We came up with something similar to how Transport Layer Security (TLS) works with HTTPS traffic but applied to BLE – TLS over the BLE layer, one might call it.
To increase security, we added an additional part to the process of establishing connections between the app and the lights – Authenticated Key Exchange (AKE). It is a method used to establish secure communication between two parties that ensures only authorized parties can exchange keys and share messages.
AKE typically involves the use of a “shared secret” that is known only to the two parties involved in the communication. This shared secret is used to create a unique key that is then used to encrypt all following communication. The key is exchanged between the parties securely, ensuring that it is not intercepted or tampered with during the exchange.
After this authentication is done, the messages between the app and the devices are encrypted and, if needed, fragmented as well, to ensure they can be properly exchanged.
Doing this was no small feat, but making sure our systems can’t be tampered with makes it all worth it.
Daylight-utilizing and human-centric
Having covered the technical know-how, let’s move on to some elegant features. The system consists of more than just luminaires; we also have sensors and switches that integrate seamlessly. In case someone wants to push their setup to a higher level, there is also an option to add gateway support.
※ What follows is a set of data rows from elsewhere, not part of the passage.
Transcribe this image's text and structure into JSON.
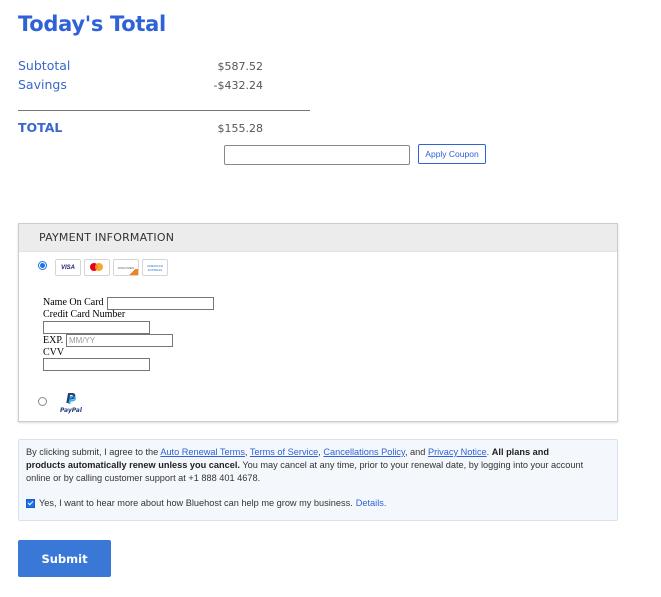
{
  "summary": {
    "title": "Today's Total",
    "subtotal_label": "Subtotal",
    "subtotal_value": "$587.52",
    "savings_label": "Savings",
    "savings_value": "-$432.24",
    "total_label": "TOTAL",
    "total_value": "$155.28"
  },
  "coupon": {
    "input_value": "",
    "input_placeholder": "",
    "apply_label": "Apply Coupon"
  },
  "payment": {
    "header": "PAYMENT INFORMATION",
    "methods": [
      {
        "id": "card",
        "selected": true,
        "icons": [
          "visa-icon",
          "mastercard-icon",
          "discover-icon",
          "american-express-icon"
        ]
      },
      {
        "id": "paypal",
        "selected": false,
        "icons": [
          "paypal-icon"
        ]
      }
    ],
    "card_labels": {
      "visa": "VISA",
      "discover": "DISCOVER",
      "amex": "AMERICAN EXPRESS",
      "paypal": "PayPal"
    },
    "fields": {
      "name_label": "Name On Card",
      "name_value": "",
      "number_label": "Credit Card Number",
      "number_value": "",
      "exp_label": "EXP.",
      "exp_placeholder": "MM/YY",
      "exp_value": "",
      "cvv_label": "CVV",
      "cvv_value": ""
    }
  },
  "terms": {
    "intro": "By clicking submit, I agree to the ",
    "links": [
      "Auto Renewal Terms",
      "Terms of Service",
      "Cancellations Policy",
      "Privacy Notice"
    ],
    "sep1": ", ",
    "sep2": ", ",
    "sep3": ", and ",
    "sep4": ". ",
    "bold": "All plans and products automatically renew unless you cancel.",
    "rest": " You may cancel at any time, prior to your renewal date, by logging into your account online or by calling customer support at +1 888 401 4678.",
    "optin_checked": true,
    "optin_text": "Yes, I want to hear more about how Bluehost can help me grow my business.",
    "optin_link": "Details."
  },
  "submit_label": "Submit",
  "colors": {
    "brand_blue": "#2f62d6",
    "button_blue": "#3a78d8"
  }
}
These functionalities enable us to increase the scope of features we bring to the market and make buildings more efficient – from cutting down the time and effort required to service the network and maximizing energy savings to creating a comfortable and adjustable environment for the people using the setups.
I’d like to highlight two of those features: daylight-utilizing and human-centric lighting. They work hand-in-hand to increase the occupants’ well-being.
Daylight-utilizing works in combination with sensors that detect the level of daylight in the room and adjust the lighting accordingly, reducing unnecessary costs. Growing up, we all probably had our parents telling us to turn off the lights because nobody needs them and we are just wasting electricity (and we probably stubbornly argued otherwise). Having LED luminaires that can be configured to emit less light, saving power and creating a pleasant mood using natural light, would have helped in such situations.
Human-centric lighting directly correlates with our human circadian rhythm. Think of it as an internal biological clock that regulates our sleep-wake cycle and other physiological processes to match the external environment, ensuring that we are alert during the day and sleepy at night. You might have guessed it, light is a key factor in regulating that behavior.
To help improve occupants’ well-being, tunable white luminaires from the Philips MasterConnect line can be configured to match the human circadian rhythm – they will emit blue light during the morning and change to warmer, less intense colors as the day passes.
Pretty cool, right?
The future is looking bright
If you thought that we would do a blog post on lighting systems without a single pun about light, you probably didn’t read that many of our blog posts.
We’ve shed some light on the inner workings of the Philips MasterConnect system – from the protocols used, hardware-software interaction, and security, all the way to benefits for people occupying the buildings and using the lights.
Philips MasterConnect is not a standard IoT system. It is the result of years of innovation on all sides – hardware, firmware, cloud, and mobile. And we’re just getting started. The future is looking bright.